For 4 decades, Owensboro hosted the International Bar-B-Q Festival. After being cancelled in 2020, the event was redesigned as a “Block Party” for the last two years. It was redesigned again this year as BBQ and Barrels, heavily integrating bourbon into the festival. The business behind the new logo is Laser Beam Studio, an Owensboro print shop.
Taking part of a tradition and making it new isn’t unusual for Laser Beam Studio Owner Larry Taylor. He came into the business after his father had run Signs by Gina for several years.
After taking ownership in 2015, Taylor was dedicated to continuing the legacy of Signs by Gina, but in a more forward-thinking way with marketing and signage altogether.
“I though, how can we use the same machinery to make other things or just to go above and beyond on a product and deliver things that aren’t just plain Jane, but something that really makes a client pop out,” Taylor said.
From that point, he began to really enjoy doing his work with the studio, as it started to challenge his and his team’s way of presenting a product.
This way of business led them to continue the legacy of Signs by Gina and expanding across Owensboro.
Some of their work includes projects for Daviess County Public Library, Kahawa Java, Friday After 5, and Asylum Tattoos — but the biggest job they’ve had this year is filling 2nd Street with signage for BBQ and Barrels.
Production Manager Jacob Sommerville said while Laser Beam Studio doesn’t run the event, they had a hand in finalizing the new look and logo, and even renaming the festival.
When they were approached back in January, Sommerville said they took the job and immediately went to work on what the International Bar-B-Q Festival they grew up with would look like as BBQ and Barrels.

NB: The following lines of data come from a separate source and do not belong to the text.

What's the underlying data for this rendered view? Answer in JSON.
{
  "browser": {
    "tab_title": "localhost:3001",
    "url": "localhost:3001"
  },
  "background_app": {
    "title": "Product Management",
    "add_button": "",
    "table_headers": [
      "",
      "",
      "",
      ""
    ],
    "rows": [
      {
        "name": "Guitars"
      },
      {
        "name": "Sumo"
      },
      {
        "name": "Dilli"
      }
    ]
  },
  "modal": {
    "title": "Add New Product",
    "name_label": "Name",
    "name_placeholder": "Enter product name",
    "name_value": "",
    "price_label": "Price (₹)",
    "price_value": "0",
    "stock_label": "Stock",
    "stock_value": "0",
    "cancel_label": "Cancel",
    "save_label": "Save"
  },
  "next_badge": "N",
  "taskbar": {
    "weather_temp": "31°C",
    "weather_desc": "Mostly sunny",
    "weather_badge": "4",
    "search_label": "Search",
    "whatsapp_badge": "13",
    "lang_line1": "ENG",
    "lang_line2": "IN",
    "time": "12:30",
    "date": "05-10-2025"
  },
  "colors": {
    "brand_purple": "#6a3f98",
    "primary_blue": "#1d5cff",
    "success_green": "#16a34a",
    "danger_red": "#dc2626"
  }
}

“We kind of started looking at the history of it and wanted to kind of carry that history forward because they’re evolving the festival — it’s not the Bar-B-Q Festival anymore,” Sommerville said.
Taylor and Sommerville, both Owensboro natives, were excited to help be part of the change in the community.
“I mean to think of being a kid and seeing how much of an impact [the festival] was in my life, who would have thought that someday that’d be part of our life, and that sense of helping grow the event, too,” Taylor said.
With BBQ and Barrels now in their portfolio, Taylor said he hopes to grow the business even more — as well as have a hand in the visual landscape across Owensboro.
“I think that’d be a huge, huge advantage where we’re not just a small sign company, but a company that can really help push the image that they want,” Taylor said.
The next assignment for Laser Beam Studio is ROMP, as they are working on posters for the 20-year anniversary of the music festival this summer.